VI. Tribology : basics of contact mechanics, friction, wear and abrasion phenomena and solutions solutions to extend life time, tribochemistry and other coupled phenomena of wear
VII. Irradiation ageing : application to neutron irradiation which is crucial for the surity of fission and fusion nuclear power plants as well as the storage of nuclear wastes ; application to polymers under UV ageing
VIII. Other topics of mecano-chemistry : depending on available time, the course will also cover corrosion cracking and electromigration
The course coers both the description and the mathematical modeling of phenomena, available characterization methods and the impact on technology.
Teaching methods
Face-to-face teaching will be priviledged but some lectures and practical sessions may be organized in distant mode. Co-modal format will be followed if needed due to covid crisis.
The course will involve
  • 13  ex-cathedra lessons, of which some elements will be prepared as "inverted classes" ;
  • exercises will be supervised by teaching assistants. In some cases, the session may include an experimental demonstration ;
  • a numerical modeling project will be performed using a commercial finite element code. This will not involve any computer programming, as the focus will be on the formulation modeling hypotheses, selection of constitutive models and decription of the degradation of materials, use of existing computer codes, critical analysis of simulation outcome and comparison to analytical solutions. The project will address a case-study implying several phenomena treated in the course.
Evaluation methods
The students will be graded both individually and collectively based on the objectives indicated above. More precisely, the evaluation involves the grading of
  • one group project based on the use of a commercial finite element code. The oral presentation will be supplemented by a written report following provided guidelines. The grading will account also for daily work during the semester. (group evaluation ~30%)
  • a few homeworks (group and individual evaluations ~30%)
  • during the exam, students will have to provide answers to a few questions covering the course content, which will be selected in a list provided by the teachers during the year.  (individual evaluation ~30%)
  • The exam will also comprise the mathematical solution of an exercise. Lecture notes will be accessible during this part of the exam (individual evaluation ~25%)
The weights assigned to the various gradings will be different if the student fails seriously in one of them. If one of the marks in lower than 6/20, its relative weight is increased by 50% (if several marks are below 6/20, the weakest is selected for applygin the extra weight).
The evaluation will be carried out preferentially in presential mode for the written and oral parts of the exam; TEAMS will be used is needed due to sanitary reasons.
Other information
This course requires a solid mechanics background .
Online resources
https://moodleucl.uclouvain.be/course/view.php?id=14985&lang=en
Bibliography
Lecture notes, prepared by the professors, are written in English.
Un syllabus rédigé en anglais par les enseignants.
Faculty or entity

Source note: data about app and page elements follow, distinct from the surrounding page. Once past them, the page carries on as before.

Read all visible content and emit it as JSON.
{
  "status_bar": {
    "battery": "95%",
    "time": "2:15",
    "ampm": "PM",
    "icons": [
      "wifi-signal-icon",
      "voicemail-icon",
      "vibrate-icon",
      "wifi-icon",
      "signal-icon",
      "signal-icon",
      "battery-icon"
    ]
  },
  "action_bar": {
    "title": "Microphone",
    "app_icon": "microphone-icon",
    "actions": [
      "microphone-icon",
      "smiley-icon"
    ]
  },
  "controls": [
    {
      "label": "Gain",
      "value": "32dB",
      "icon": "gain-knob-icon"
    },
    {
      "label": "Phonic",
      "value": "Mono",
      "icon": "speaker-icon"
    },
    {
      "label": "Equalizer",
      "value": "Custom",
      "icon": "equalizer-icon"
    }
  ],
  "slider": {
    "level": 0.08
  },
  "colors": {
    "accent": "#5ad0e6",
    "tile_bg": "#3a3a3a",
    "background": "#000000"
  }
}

Programmes / formations proposant cette unité d'enseignement (UE)

Title of the programme
Sigle
Credits
Prerequisites
Aims
Master [120] in Mechanical Engineering

Master [120] in Physical Engineering

Master [120] in Chemical and Materials Engineering

Master [120] in Electro-mechanical Engineering

Master [120] in Civil Engineering